- **Your assignment**: Whatever the records hold, copy it exactly and completely.

- **Source material**:

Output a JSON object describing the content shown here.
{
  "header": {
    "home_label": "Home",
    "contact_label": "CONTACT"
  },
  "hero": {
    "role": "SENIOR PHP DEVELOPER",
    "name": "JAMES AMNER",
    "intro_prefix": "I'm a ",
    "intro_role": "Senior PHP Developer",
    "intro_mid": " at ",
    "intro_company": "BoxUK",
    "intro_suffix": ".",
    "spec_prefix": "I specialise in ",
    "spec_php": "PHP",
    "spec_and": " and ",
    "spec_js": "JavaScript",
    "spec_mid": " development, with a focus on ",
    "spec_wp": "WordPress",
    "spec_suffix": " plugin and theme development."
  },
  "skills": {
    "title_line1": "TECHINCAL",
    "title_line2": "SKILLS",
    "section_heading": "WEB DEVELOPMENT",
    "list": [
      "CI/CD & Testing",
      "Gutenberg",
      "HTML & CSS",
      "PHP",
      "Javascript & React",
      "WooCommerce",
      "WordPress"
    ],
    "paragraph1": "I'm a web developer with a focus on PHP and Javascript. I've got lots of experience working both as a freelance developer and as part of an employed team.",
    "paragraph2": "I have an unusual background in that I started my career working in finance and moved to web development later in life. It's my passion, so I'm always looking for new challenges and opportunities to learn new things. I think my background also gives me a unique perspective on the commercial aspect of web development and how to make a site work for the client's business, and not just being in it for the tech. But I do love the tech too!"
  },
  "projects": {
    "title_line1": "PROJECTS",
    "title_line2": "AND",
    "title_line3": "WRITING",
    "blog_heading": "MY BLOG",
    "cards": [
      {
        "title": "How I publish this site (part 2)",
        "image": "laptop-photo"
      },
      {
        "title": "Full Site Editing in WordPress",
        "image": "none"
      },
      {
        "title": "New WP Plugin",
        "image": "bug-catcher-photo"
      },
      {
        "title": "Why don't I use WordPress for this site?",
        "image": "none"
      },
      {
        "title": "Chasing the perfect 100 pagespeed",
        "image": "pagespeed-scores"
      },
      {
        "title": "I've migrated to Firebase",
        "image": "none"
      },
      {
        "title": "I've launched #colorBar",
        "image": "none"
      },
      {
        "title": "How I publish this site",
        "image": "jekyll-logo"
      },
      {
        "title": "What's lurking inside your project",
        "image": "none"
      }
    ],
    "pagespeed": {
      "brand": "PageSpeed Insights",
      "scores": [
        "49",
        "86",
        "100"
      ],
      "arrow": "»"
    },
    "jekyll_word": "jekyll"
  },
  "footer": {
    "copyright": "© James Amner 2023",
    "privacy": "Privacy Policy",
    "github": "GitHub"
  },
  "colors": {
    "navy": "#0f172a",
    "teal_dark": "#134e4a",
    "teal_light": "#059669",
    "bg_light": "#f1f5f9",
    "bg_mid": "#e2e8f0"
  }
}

- **Written response**:
Output a JSON object describing the content shown here.
{
  "header": {
    "home_label": "Home",
    "contact_label": "CONTACT"
  },
  "hero": {
    "role": "SENIOR PHP DEVELOPER",
    "name": "JAMES AMNER",
    "intro_prefix": "I'm a ",
    "intro_role": "Senior PHP Developer",
    "intro_mid": " at ",
    "intro_company": "BoxUK",
    "intro_suffix": ".",
    "spec_prefix": "I specialise in ",
    "spec_php": "PHP",
    "spec_and": " and ",
    "spec_js": "JavaScript",
    "spec_mid": " development, with a focus on ",
    "spec_wp": "WordPress",
    "spec_suffix": " plugin and theme development."
  },
  "skills": {
    "title_line1": "TECHINCAL",
    "title_line2": "SKILLS",
    "section_heading": "WEB DEVELOPMENT",
    "list": [
      "CI/CD & Testing",
      "Gutenberg",
      "HTML & CSS",
      "PHP",
      "Javascript & React",
      "WooCommerce",
      "WordPress"
    ],
    "paragraph1": "I'm a web developer with a focus on PHP and Javascript. I've got lots of experience working both as a freelance developer and as part of an employed team.",
    "paragraph2": "I have an unusual background in that I started my career working in finance and moved to web development later in life. It's my passion, so I'm always looking for new challenges and opportunities to learn new things. I think my background also gives me a unique perspective on the commercial aspect of web development and how to make a site work for the client's business, and not just being in it for the tech. But I do love the tech too!"
  },
  "projects": {
    "title_line1": "PROJECTS",
    "title_line2": "AND",
    "title_line3": "WRITING",
    "blog_heading": "MY BLOG",
    "cards": [
      {
        "title": "How I publish this site (part 2)",
        "image": "laptop-photo"
      },
      {
        "title": "Full Site Editing in WordPress",
        "image": "none"
      },
      {
        "title": "New WP Plugin",
        "image": "bug-catcher-photo"
      },
      {
        "title": "Why don't I use WordPress for this site?",
        "image": "none"
      },
      {
        "title": "Chasing the perfect 100 pagespeed",
        "image": "pagespeed-scores"
      },
      {
        "title": "I've migrated to Firebase",
        "image": "none"
      },
      {
        "title": "I've launched #colorBar",
        "image": "none"
      },
      {
        "title": "How I publish this site",
        "image": "jekyll-logo"
      },
      {
        "title": "What's lurking inside your project",
        "image": "none"
      }
    ],
    "pagespeed": {
      "brand": "PageSpeed Insights",
      "scores": [
        "49",
        "86",
        "100"
      ],
      "arrow": "»"
    },
    "jekyll_word": "jekyll"
  },
  "footer": {
    "copyright": "© James Amner 2023",
    "privacy": "Privacy Policy",
    "github": "GitHub"
  },
  "colors": {
    "navy": "#0f172a",
    "teal_dark": "#134e4a",
    "teal_light": "#059669",
    "bg_light": "#f1f5f9",
    "bg_mid": "#e2e8f0"
  }
}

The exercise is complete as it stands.